**Your goal:** This exercise calls for a copy of every line in the listing below that carries the word "между".

== Segment start ==

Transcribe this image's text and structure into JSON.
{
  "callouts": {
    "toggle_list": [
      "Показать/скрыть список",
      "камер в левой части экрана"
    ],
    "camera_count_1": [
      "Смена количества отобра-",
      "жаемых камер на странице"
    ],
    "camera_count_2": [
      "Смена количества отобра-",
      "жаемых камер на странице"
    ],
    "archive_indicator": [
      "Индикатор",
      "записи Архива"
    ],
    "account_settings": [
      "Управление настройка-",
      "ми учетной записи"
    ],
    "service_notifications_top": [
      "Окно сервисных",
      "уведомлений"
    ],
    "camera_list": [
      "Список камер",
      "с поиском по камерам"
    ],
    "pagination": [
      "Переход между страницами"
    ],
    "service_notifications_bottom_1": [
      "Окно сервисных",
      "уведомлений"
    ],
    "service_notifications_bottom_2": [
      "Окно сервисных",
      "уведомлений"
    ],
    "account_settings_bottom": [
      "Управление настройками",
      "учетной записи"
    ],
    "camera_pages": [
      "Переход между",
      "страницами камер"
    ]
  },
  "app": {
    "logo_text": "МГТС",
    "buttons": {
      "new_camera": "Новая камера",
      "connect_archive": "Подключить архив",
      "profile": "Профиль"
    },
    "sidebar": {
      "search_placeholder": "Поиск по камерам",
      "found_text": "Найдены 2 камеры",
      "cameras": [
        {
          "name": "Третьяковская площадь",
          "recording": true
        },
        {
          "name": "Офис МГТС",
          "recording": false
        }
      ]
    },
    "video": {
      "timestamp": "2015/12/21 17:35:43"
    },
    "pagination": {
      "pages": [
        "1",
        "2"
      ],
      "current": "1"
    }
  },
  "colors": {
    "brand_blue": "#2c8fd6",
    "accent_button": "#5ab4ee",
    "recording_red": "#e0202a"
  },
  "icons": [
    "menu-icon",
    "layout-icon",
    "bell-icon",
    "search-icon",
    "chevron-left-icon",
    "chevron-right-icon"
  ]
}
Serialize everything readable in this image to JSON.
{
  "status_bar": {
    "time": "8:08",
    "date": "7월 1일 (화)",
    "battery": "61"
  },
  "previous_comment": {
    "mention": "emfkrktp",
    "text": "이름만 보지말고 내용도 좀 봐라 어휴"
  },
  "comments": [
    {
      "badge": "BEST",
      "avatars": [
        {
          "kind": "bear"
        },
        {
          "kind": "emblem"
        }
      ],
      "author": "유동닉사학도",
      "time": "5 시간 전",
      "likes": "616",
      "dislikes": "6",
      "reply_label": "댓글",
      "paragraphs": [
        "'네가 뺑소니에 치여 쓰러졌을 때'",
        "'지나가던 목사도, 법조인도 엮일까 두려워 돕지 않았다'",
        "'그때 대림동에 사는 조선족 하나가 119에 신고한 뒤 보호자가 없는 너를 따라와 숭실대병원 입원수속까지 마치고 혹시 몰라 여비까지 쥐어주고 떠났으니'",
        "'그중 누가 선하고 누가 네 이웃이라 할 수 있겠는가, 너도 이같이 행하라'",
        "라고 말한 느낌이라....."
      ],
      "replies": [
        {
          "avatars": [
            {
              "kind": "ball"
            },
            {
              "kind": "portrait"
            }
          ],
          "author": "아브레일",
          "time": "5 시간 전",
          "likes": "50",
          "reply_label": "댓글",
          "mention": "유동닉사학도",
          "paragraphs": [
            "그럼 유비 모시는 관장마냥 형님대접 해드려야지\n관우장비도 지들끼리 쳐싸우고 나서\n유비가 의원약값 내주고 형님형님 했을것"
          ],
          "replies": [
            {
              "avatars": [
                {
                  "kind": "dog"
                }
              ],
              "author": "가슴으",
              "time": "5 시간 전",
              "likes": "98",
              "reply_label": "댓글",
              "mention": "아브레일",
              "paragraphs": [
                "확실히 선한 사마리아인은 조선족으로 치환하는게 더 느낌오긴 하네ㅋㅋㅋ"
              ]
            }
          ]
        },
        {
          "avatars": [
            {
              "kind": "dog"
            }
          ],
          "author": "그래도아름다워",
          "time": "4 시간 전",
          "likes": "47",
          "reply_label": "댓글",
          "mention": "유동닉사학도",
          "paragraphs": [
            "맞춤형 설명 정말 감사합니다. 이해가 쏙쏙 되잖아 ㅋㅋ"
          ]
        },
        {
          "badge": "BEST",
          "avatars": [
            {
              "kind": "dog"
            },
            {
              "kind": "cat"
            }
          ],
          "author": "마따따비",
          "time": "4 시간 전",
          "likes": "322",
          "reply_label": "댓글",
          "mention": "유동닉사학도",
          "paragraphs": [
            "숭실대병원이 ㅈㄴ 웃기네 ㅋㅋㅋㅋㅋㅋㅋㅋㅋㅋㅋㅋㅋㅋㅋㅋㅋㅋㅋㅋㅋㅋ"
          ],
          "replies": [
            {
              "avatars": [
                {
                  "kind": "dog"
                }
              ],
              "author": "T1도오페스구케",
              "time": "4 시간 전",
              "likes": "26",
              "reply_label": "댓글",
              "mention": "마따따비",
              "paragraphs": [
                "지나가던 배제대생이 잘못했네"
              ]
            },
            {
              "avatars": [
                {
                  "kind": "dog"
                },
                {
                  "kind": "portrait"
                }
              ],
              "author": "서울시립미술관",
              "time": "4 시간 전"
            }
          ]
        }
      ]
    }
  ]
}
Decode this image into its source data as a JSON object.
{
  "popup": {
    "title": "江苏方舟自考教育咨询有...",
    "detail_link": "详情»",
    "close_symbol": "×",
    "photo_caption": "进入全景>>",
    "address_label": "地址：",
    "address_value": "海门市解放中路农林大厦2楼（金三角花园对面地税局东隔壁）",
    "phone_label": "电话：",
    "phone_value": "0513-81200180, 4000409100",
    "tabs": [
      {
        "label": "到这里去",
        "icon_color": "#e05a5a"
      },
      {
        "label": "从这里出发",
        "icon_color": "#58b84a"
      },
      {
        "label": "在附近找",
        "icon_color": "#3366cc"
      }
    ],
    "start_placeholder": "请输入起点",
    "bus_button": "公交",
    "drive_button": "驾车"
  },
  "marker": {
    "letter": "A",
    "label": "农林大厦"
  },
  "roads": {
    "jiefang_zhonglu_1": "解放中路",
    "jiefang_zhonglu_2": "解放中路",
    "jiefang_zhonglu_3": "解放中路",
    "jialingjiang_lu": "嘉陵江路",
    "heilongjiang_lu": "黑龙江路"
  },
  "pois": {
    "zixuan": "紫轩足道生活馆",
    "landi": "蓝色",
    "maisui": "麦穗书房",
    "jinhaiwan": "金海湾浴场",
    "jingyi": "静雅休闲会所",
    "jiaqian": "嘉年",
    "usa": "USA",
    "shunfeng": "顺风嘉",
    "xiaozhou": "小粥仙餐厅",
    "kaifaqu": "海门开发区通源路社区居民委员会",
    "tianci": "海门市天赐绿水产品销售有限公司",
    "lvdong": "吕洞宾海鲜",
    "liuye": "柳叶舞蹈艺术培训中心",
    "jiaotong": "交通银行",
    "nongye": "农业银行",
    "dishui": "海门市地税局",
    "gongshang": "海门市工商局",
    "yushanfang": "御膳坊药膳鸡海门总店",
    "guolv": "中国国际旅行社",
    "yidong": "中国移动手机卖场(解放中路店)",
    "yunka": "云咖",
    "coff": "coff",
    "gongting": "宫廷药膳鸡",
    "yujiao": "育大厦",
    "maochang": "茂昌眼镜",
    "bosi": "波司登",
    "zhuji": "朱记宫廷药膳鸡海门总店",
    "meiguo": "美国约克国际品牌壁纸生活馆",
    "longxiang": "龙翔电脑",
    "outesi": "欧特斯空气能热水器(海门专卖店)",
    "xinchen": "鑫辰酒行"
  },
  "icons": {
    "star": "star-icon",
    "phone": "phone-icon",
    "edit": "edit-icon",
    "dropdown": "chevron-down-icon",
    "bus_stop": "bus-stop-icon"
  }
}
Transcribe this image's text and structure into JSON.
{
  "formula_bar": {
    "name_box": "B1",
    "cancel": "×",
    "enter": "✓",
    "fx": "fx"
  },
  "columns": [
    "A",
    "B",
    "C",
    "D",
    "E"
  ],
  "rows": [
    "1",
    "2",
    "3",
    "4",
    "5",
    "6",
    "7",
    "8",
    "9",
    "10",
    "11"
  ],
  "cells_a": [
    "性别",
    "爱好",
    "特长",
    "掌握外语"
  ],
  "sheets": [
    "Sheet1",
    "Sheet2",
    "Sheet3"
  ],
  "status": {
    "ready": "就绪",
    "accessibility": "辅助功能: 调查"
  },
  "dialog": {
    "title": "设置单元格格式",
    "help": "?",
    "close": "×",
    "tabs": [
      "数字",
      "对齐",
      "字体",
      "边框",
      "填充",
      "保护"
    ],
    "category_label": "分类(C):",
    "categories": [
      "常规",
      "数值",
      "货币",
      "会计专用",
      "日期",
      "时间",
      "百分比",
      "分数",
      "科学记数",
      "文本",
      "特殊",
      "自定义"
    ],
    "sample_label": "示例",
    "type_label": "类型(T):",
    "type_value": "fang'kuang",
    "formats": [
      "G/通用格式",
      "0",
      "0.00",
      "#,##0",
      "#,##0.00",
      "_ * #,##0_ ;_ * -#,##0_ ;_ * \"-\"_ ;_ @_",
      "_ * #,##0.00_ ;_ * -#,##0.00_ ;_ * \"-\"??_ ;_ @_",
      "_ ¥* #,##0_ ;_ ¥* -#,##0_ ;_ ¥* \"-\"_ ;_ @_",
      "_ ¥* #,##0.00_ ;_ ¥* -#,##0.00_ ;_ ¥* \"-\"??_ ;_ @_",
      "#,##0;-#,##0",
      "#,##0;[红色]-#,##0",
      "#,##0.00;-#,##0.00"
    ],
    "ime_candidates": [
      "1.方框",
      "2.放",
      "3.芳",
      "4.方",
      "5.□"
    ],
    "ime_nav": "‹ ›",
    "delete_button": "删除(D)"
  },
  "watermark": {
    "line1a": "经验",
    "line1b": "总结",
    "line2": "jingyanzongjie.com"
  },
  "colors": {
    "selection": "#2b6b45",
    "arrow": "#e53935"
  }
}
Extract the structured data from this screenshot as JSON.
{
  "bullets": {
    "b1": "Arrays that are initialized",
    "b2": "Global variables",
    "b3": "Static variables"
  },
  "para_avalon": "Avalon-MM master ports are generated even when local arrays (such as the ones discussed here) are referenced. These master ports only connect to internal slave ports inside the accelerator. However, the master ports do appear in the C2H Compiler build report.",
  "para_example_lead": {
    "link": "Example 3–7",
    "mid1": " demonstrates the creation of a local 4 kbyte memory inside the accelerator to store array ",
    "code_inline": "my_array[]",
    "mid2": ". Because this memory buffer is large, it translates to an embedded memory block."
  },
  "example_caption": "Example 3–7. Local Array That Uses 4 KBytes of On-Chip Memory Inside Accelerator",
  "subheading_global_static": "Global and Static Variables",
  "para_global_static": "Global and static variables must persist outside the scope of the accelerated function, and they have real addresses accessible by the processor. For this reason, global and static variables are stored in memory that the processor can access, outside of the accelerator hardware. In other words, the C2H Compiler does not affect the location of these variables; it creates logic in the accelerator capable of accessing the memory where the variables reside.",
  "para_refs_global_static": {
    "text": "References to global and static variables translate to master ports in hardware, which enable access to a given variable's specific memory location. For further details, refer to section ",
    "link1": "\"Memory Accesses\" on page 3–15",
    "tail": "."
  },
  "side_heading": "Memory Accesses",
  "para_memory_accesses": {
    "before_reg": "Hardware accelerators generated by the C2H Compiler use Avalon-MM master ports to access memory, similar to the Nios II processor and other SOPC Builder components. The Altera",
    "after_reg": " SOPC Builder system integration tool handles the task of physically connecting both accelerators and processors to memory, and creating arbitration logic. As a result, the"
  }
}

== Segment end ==

**Output:**
      "Переход между страницами"
      "Переход между",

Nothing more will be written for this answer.